Similarly, he said mark-to-market valuation was "cyclical and damaging" because it "forces short-term views on investors who should be investing long".
As I stated at the conference last week, the majority of hedge funds and private equity funds are not worth paying any fees for as they deliver mediocre results, charging pensions 2&20 in fees (2% management fee and 20% performance fee) as they sell beta as alpha. Even after the 2008 carnage, it never ceases to amaze me how stupid pension funds get conned by 'sophisticated' marketing ploys of hedge fund and private equity fund managers. Always be skeptical and never rely on past performance. Even the Bridgewaters and TPGs of this world can get smoked in these markets so always be skeptical and think before jumping into alternatives.
Pension funds should be thinking a lot more like Leo de Bever, bringing alpha internally to reduce costs, and only paying fees to funds that generate alpha that they can't generate internally. Moreover, I think it's time that all pension funds, endowment funds and insurance funds and family offices got together to discuss this 2&20 model for alternatives. Why should you be paying 2% management fee to a multi-billion hedge fund for turning on the lights? After assets under management reach a certain level, it should be all about performance and there should be a hurdle rate over T-bills before any performance fee kicks in (just like PE funds have). The problem is that most of the big "brand name" hedge funds have become large asset gatherers, not aligning their interests with those of their clients, and yet stupid pension funds listening to their stupid consultants keep plowing billions into them. It's truly scandalous.
Let me end this comment by stating that La Dolce Beta is coming back and we are likely to see a massive year-end rally in markets after Greek Prime Minister George Papandreou and conservative opposition leader Antonis Samaras agreed on Sunday on a new coalition government to approve a euro zone bailout deal. It looks like Lucas Papademos, former vice-president of the European Central Bank (ECB) and former governor of the Greek central bank, is an early favorite to lead the transition government, but we'll see what is announced on Monday.
In any case, markets should react favorably to the latest developments, snapping up risk assets (but Italy remains a concern). I'm primarily trading Chinese solar shares but I also like shares in technology, energy, mining, metals and materials and think that pensions should be taking on risk in the near-term.
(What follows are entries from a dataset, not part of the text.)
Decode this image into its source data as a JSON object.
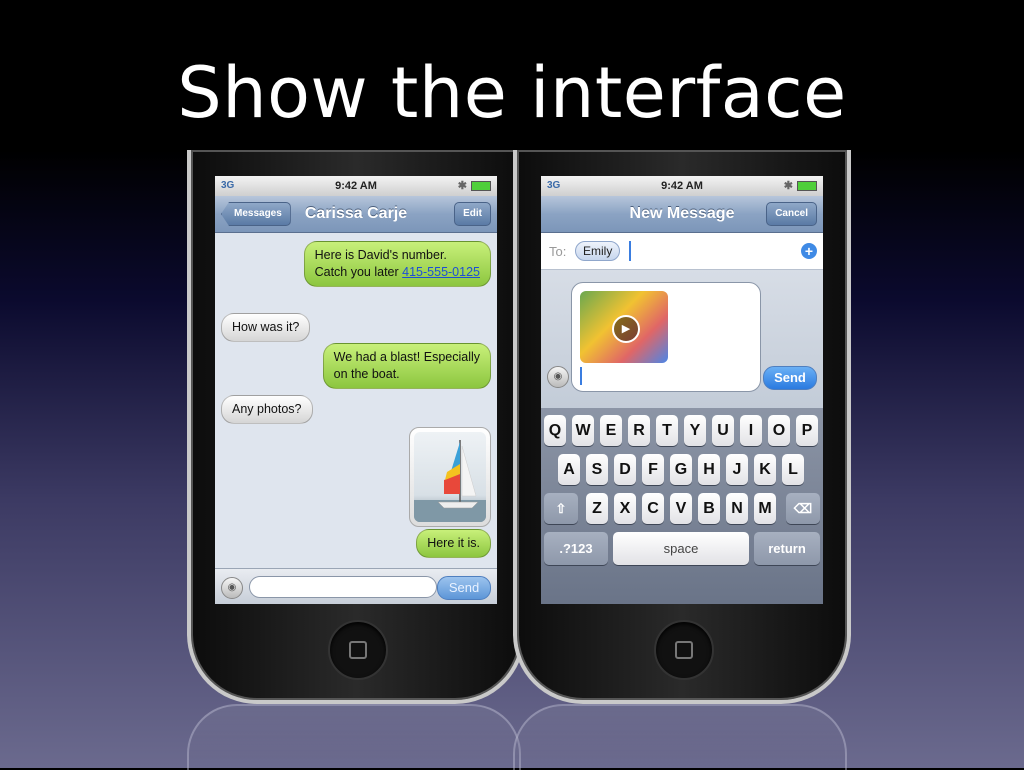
{
  "slide_title": "Show the interface",
  "left_phone": {
    "status": {
      "carrier": "3G",
      "time": "9:42 AM"
    },
    "nav": {
      "back_label": "Messages",
      "title": "Carissa Carje",
      "edit_label": "Edit"
    },
    "messages": [
      {
        "type": "sent",
        "text_line1": "Here is David's number.",
        "text_line2_prefix": "Catch you later ",
        "link": "415-555-0125"
      },
      {
        "type": "received",
        "text": "How was it?"
      },
      {
        "type": "sent",
        "text_line1": "We had a blast! Especially",
        "text_line2": "on the boat."
      },
      {
        "type": "received",
        "text": "Any photos?"
      },
      {
        "type": "sent",
        "text": "Here it is."
      }
    ],
    "composer": {
      "send_label": "Send"
    }
  },
  "right_phone": {
    "status": {
      "carrier": "3G",
      "time": "9:42 AM"
    },
    "nav": {
      "title": "New Message",
      "cancel_label": "Cancel"
    },
    "to": {
      "label": "To:",
      "recipient": "Emily"
    },
    "composer": {
      "send_label": "Send"
    },
    "keyboard": {
      "row1": [
        "Q",
        "W",
        "E",
        "R",
        "T",
        "Y",
        "U",
        "I",
        "O",
        "P"
      ],
      "row2": [
        "A",
        "S",
        "D",
        "F",
        "G",
        "H",
        "J",
        "K",
        "L"
      ],
      "row3": [
        "Z",
        "X",
        "C",
        "V",
        "B",
        "N",
        "M"
      ],
      "numbers_label": ".?123",
      "space_label": "space",
      "return_label": "return"
    }
  }
}
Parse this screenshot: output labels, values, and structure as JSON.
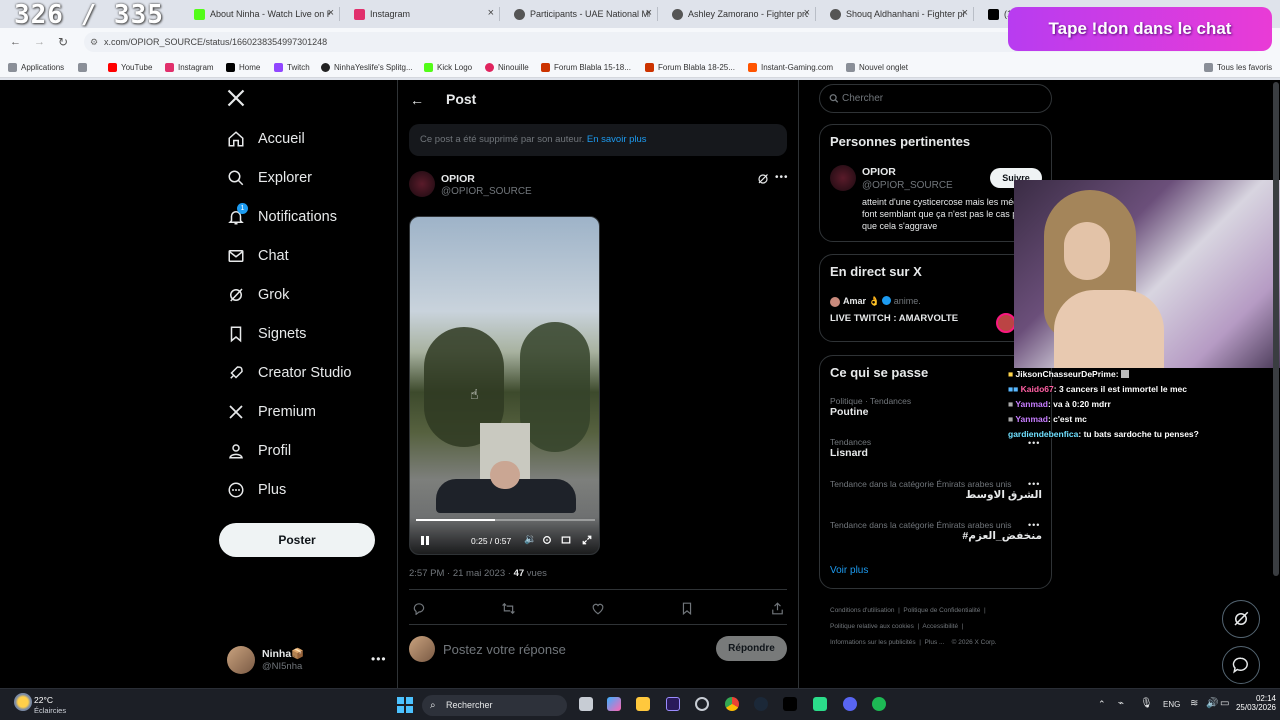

Longer-term, I'm worried that policy blunders will come back to haunt markets. Tread carefully in this environment but don't be surprised if a melt-up materializes in the next few weeks.